Adapting web games

Web games look and work great on ChromeOS. You can reach more users and provide a nicer integration by packing your app as a PWA. Read up on PWAs with the following links:


Many ChromeOS devices have touch screens. While most touch-based input should work with no additional work for web games, you should be careful you are not using input methods that are specific to mouse input, eg. if you are watching for events like mousedown and touchmove.

Some further information and best practices can be found here⁠ and here⁠.

Stylus support

Many ChromeOS devices come with a stylus or can operate with an external bluetooth drawing tablet like the Wacom Intuos⁠. Drawing apps and swipe-based games can reach large numbers of users on the web, and ChromeOS is the perfect platform to play them on. In addition to the experience you would get on other platforms, ChromeOS can take advantage of a special low-latency hint that can provide super fast screen response. Check out this article⁠ for more information.
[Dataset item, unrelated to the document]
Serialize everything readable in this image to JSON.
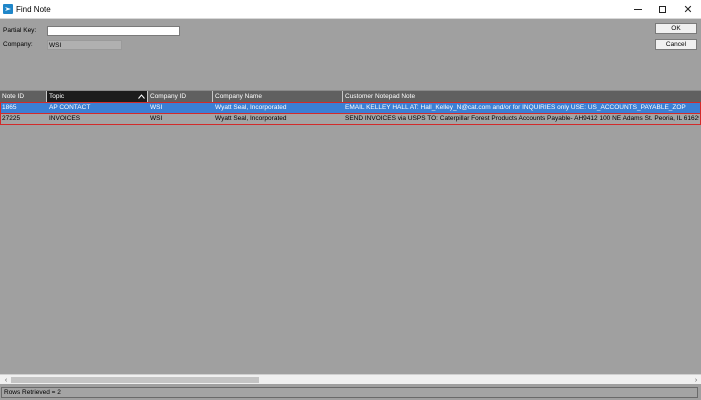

Game controllers

Some users will want to interact with your game using a game controller. This can make your game really stand out and increase user engagement. For more information check out the Gamepad API⁠.

Buttons are mapped to common values following a common mapping⁠. Unfortunately, not all game controller manufacturers follow the same mapping conventions. Allowing your users to select from different popular controller mappings will ensure the best experience.

Game engines

Many game engines have web targets that simplify tricky inputs and complicated browser support issues, which can help you focus on building a great game for your users.

Some engines you may wish to check out are Construct⁠, Defold⁠, Phaser⁠, Pixi⁠, Unity⁠, and Cocos2d-x⁠.